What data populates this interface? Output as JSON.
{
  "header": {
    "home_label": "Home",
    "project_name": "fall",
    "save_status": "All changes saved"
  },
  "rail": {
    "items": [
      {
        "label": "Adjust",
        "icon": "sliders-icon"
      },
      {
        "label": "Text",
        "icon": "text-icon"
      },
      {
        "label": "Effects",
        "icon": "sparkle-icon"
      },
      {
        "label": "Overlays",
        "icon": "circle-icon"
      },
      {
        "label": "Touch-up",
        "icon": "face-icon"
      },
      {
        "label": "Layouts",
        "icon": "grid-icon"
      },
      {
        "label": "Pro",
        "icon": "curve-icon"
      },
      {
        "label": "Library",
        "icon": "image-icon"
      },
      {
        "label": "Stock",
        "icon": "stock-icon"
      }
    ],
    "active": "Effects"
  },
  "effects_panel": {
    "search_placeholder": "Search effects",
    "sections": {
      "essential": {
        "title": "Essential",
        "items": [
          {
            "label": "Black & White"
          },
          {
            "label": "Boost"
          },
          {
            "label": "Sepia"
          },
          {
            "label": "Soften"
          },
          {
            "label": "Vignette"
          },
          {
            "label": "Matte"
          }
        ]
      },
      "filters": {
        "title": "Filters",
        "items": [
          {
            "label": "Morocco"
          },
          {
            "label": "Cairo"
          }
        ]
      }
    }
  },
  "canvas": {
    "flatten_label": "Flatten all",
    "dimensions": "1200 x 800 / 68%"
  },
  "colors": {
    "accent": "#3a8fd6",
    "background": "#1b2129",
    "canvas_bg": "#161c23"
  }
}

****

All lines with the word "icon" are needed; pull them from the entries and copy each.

• _Answer to this task_
        "icon": "sliders-icon"
        "icon": "text-icon"
        "icon": "sparkle-icon"
        "icon": "circle-icon"
        "icon": "face-icon"
        "icon": "grid-icon"
        "icon": "curve-icon"
        "icon": "image-icon"
        "icon": "stock-icon"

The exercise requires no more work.